» Work to be completed: Within the material below, count each line holding the string "Manager" and return the total alone.

[[ Records for the task, beginning ]]

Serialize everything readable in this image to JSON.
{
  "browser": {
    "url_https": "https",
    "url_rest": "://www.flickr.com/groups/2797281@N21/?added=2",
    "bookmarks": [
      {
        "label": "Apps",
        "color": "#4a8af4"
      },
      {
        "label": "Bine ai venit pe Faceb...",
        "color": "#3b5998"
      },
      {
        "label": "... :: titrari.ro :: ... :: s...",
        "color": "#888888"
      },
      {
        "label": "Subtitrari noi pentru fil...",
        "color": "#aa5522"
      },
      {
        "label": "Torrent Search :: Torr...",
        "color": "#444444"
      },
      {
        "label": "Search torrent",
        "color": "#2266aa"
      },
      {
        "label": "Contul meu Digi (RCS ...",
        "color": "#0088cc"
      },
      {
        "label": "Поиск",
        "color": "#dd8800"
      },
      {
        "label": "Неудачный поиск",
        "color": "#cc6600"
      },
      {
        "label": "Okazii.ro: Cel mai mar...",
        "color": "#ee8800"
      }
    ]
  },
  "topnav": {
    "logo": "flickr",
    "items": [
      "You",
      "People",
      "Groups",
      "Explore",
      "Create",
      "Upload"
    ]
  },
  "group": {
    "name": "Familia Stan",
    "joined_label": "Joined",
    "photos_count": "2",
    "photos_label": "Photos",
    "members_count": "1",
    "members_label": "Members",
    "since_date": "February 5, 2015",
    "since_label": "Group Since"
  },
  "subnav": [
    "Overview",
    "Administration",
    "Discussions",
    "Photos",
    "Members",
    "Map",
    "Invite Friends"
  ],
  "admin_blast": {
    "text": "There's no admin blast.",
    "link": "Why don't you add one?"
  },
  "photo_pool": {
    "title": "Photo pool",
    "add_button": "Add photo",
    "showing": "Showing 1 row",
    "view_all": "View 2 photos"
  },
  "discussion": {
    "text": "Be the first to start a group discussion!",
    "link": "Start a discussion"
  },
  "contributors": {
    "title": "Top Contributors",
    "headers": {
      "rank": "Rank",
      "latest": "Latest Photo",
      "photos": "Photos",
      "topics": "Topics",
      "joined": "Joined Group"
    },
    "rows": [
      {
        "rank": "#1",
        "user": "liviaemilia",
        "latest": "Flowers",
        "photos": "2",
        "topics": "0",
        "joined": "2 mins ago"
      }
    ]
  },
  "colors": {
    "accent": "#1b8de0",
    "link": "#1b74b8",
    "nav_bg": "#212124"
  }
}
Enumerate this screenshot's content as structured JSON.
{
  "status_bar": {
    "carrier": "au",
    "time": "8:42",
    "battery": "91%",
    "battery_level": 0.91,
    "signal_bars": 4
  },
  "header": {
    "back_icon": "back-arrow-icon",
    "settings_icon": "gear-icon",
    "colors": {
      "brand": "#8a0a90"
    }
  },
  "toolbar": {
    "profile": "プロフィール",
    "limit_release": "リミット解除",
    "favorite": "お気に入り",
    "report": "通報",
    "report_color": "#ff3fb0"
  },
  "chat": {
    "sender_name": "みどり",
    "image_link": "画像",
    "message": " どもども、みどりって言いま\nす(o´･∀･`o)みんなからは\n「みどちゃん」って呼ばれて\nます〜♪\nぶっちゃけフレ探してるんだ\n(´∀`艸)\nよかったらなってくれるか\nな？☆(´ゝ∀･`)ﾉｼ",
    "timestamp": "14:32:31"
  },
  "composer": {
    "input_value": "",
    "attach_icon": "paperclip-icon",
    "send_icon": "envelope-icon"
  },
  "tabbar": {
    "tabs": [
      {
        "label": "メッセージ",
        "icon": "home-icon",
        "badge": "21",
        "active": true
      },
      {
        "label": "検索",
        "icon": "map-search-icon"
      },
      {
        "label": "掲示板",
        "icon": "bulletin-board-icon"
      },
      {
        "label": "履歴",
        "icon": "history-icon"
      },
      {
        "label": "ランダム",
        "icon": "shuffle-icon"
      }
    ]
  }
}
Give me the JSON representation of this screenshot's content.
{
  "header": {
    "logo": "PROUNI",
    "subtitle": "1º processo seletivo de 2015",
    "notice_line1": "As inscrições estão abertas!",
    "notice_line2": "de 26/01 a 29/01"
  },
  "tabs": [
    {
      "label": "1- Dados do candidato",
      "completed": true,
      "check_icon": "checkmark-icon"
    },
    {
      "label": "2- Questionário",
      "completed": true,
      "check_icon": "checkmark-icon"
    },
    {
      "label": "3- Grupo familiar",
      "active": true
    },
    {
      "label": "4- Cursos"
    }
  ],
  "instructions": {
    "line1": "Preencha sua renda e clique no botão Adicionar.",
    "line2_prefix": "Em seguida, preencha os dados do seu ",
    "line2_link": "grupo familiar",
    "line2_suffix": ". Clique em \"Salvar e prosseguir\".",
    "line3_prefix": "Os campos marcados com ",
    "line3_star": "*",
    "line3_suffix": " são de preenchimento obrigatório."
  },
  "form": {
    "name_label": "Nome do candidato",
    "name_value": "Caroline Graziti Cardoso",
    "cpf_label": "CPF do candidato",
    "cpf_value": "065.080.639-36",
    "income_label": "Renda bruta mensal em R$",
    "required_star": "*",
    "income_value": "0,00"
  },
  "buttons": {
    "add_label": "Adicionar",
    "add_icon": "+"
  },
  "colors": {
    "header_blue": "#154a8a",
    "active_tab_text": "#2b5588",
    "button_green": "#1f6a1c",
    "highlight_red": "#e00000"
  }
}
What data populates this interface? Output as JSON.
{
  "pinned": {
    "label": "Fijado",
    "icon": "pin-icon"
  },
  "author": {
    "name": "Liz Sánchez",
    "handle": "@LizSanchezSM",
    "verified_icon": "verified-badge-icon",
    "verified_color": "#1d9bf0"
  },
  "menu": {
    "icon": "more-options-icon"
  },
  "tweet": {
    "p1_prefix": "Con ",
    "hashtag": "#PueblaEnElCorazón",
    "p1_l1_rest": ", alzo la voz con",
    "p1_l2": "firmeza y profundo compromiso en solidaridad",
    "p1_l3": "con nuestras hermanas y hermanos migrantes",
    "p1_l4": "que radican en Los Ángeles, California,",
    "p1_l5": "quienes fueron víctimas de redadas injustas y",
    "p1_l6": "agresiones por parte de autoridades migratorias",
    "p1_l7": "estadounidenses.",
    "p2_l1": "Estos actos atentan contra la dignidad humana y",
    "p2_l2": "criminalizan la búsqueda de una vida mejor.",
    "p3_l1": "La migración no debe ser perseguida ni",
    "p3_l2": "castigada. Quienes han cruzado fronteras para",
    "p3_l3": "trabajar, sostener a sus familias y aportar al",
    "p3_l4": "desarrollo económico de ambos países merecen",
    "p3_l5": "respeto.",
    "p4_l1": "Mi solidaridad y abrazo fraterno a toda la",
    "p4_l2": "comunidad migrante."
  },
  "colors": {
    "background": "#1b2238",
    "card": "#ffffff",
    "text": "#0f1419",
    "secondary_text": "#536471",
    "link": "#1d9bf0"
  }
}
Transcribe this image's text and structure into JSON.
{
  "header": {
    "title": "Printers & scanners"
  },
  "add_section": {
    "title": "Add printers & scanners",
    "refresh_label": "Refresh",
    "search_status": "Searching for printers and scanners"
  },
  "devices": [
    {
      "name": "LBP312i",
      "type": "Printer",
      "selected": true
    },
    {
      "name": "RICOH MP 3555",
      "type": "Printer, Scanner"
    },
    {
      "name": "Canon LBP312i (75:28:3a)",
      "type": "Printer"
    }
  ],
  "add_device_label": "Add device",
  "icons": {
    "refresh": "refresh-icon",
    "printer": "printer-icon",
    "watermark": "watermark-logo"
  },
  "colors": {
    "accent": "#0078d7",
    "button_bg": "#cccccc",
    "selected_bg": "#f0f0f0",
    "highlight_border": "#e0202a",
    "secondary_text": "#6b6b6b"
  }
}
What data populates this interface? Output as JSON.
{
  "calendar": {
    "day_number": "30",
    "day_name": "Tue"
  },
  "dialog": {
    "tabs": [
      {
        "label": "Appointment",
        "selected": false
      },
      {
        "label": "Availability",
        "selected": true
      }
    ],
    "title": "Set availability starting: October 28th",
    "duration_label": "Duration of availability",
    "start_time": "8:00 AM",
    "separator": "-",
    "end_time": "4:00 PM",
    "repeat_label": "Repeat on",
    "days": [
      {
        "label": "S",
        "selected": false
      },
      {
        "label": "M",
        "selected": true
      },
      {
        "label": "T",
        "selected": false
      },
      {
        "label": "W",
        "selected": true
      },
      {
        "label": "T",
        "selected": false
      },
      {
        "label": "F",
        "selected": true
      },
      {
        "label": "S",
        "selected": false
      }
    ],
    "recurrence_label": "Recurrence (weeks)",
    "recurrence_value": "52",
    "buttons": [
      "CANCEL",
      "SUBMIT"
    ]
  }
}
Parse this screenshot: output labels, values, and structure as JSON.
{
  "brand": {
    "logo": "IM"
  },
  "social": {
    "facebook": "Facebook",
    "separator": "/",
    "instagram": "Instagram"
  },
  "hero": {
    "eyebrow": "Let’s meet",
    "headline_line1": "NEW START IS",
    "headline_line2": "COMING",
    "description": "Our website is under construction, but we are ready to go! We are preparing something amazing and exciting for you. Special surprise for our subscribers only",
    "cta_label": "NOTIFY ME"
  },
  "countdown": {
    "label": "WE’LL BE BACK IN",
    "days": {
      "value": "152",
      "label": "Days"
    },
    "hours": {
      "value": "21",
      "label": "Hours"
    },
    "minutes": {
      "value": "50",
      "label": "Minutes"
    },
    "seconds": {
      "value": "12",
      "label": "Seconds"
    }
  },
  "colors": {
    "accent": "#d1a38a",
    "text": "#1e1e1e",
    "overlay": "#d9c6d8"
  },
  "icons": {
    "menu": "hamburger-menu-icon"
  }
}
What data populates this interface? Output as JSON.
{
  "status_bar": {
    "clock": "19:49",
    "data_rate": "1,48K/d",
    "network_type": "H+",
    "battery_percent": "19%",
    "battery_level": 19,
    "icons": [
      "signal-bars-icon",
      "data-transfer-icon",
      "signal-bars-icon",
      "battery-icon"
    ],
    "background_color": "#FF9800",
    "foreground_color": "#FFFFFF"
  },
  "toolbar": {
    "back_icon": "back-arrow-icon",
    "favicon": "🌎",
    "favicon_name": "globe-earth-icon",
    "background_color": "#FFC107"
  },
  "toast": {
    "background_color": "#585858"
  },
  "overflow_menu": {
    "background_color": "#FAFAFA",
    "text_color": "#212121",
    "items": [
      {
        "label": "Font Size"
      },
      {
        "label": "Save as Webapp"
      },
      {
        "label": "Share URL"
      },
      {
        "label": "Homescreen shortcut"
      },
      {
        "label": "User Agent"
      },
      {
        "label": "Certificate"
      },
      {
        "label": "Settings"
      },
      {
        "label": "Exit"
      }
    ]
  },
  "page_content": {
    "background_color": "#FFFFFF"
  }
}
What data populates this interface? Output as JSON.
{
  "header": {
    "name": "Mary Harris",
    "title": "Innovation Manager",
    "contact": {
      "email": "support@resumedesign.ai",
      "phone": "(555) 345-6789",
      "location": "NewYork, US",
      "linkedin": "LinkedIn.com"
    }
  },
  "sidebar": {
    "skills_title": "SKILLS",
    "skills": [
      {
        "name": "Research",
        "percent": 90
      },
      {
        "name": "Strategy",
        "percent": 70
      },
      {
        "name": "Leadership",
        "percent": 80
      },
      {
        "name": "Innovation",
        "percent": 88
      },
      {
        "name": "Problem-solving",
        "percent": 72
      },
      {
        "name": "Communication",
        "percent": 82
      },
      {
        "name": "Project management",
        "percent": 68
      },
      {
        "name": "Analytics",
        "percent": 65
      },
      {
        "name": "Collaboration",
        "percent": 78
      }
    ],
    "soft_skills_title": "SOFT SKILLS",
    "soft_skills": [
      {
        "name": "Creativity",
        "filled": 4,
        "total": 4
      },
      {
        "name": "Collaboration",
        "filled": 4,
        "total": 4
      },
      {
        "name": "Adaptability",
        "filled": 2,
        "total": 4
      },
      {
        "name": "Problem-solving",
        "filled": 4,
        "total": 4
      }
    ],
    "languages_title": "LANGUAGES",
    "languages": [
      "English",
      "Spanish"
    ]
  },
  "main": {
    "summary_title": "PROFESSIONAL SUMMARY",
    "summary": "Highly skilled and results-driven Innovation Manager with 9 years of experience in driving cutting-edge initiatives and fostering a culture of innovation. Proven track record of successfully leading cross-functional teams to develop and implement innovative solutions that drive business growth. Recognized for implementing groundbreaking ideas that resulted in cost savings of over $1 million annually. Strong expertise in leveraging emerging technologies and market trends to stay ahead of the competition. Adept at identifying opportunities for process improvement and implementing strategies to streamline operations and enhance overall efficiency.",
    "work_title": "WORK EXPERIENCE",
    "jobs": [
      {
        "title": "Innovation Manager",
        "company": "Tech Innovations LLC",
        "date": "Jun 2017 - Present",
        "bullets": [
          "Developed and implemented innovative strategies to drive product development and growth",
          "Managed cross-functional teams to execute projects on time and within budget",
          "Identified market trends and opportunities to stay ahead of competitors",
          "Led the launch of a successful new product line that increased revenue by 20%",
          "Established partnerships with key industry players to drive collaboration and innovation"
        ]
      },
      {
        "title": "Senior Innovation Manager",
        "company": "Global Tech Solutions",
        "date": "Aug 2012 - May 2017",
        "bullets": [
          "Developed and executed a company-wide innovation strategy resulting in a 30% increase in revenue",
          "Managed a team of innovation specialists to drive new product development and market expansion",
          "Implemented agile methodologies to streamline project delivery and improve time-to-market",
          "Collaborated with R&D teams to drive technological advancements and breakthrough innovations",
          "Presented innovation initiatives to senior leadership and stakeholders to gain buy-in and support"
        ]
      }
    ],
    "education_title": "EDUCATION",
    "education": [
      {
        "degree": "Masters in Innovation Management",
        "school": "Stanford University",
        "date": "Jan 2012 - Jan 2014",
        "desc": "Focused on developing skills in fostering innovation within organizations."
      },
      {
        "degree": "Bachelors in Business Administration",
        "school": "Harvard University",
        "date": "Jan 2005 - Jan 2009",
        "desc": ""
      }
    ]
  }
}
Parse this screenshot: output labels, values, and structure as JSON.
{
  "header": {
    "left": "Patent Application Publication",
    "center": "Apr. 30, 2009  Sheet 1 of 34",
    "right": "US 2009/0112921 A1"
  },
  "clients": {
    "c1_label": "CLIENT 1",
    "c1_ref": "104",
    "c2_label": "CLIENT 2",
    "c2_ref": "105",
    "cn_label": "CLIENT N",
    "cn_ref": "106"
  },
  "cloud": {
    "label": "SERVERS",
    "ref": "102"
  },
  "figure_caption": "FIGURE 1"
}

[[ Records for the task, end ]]

» Result for this task: 4